Features of the River Run course include its signature Par 3 island green, and it has the longest and shortest holes in Cumberland County.

Press Release from the State of Tennessee, August 2, 2019:

Link: https://www.tn.gov/twra/news/2019/8/2/twra-leasing-fields-for-2019-dove-season.html

NASHVILLE — The Tennessee Wildlife Resources Agency is seeking fields to lease for the upcoming 2019 dove season. The first segment of dove season opens at noon on Sunday, Sept. 1.

Mourning doves are a popular game bird and one of the most widely distributed and abundant birds in North America. More mourning doves are harvested than all other migratory bird species combined in 39 of the continental states. In Tennessee, an estimated 19,000 hunters harvested approximately 334,000 mourning doves last year.

Landowners can earn up to $3,600 for providing a dove field for public hunting. These fields must be available for a minimum of three priority hunt dates in September.

TWRA began its leased dove field program in the late 1980s and the program has been very successful in providing quality hunting opportunities for hunters. In addition to leased fields, many public dove fields are provided on wildlife management areas in each TWRA region. The TWRA website will have specific information about WMAs and leased dove fields in each region beginning Aug. 15.

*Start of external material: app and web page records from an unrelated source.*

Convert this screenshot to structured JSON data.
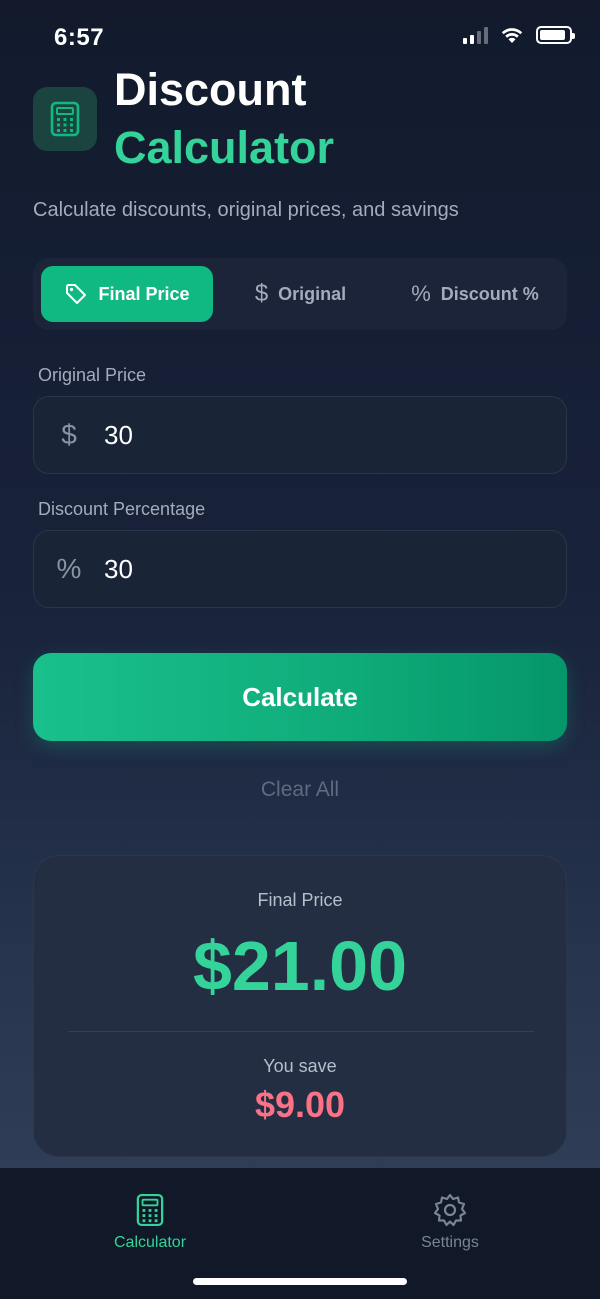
{
  "status": {
    "time": "6:57",
    "battery_level": 0.9
  },
  "header": {
    "title_line1": "Discount",
    "title_line2": "Calculator",
    "subtitle": "Calculate discounts, original prices, and savings",
    "app_icon": "calculator-icon"
  },
  "tabs": [
    {
      "label": "Final Price",
      "icon": "tag-icon",
      "active": true
    },
    {
      "label": "Original",
      "icon": "dollar-icon",
      "active": false
    },
    {
      "label": "Discount %",
      "icon": "percent-icon",
      "active": false
    }
  ],
  "fields": {
    "original_price": {
      "label": "Original Price",
      "icon": "$",
      "value": "30"
    },
    "discount": {
      "label": "Discount Percentage",
      "icon": "%",
      "value": "30"
    }
  },
  "actions": {
    "calculate": "Calculate",
    "clear": "Clear All"
  },
  "result": {
    "label": "Final Price",
    "value": "$21.00",
    "save_label": "You save",
    "save_value": "$9.00"
  },
  "nav": [
    {
      "label": "Calculator",
      "icon": "calculator-icon",
      "active": true
    },
    {
      "label": "Settings",
      "icon": "gear-icon",
      "active": false
    }
  ],
  "colors": {
    "accent": "#10b981",
    "accent_text": "#34d399",
    "savings": "#fb7185",
    "background": "#121a2c"
  }
}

The standard fall leased field is a harvested grain field to which TWRA leases the hunting rights for three priority dates. The hunting access rate paid to landowners for fall leased fields may be up to $75 per acre for a maximum of 40 acres. Fields that are top sown with wheat are eligible for an additional $15 per acre. Interested landowners must sign up their fields in August.

Anyone interested in leasing a dove field to TWRA should contact their TWRA regional office. The TWRA has four regional offices across the state that interested landowners can contact: Region I (West Tennessee) 731-423-5725 or toll free 800-372-3928; Region II (Middle Tennessee) 615-781-6622 or toll free 800-624-7406; Region III (Upper Cumberland) 931-484-9571 or toll free 833-402-4698; Region IV (East Tennessee) 423-587-7037 or 800-332-0900.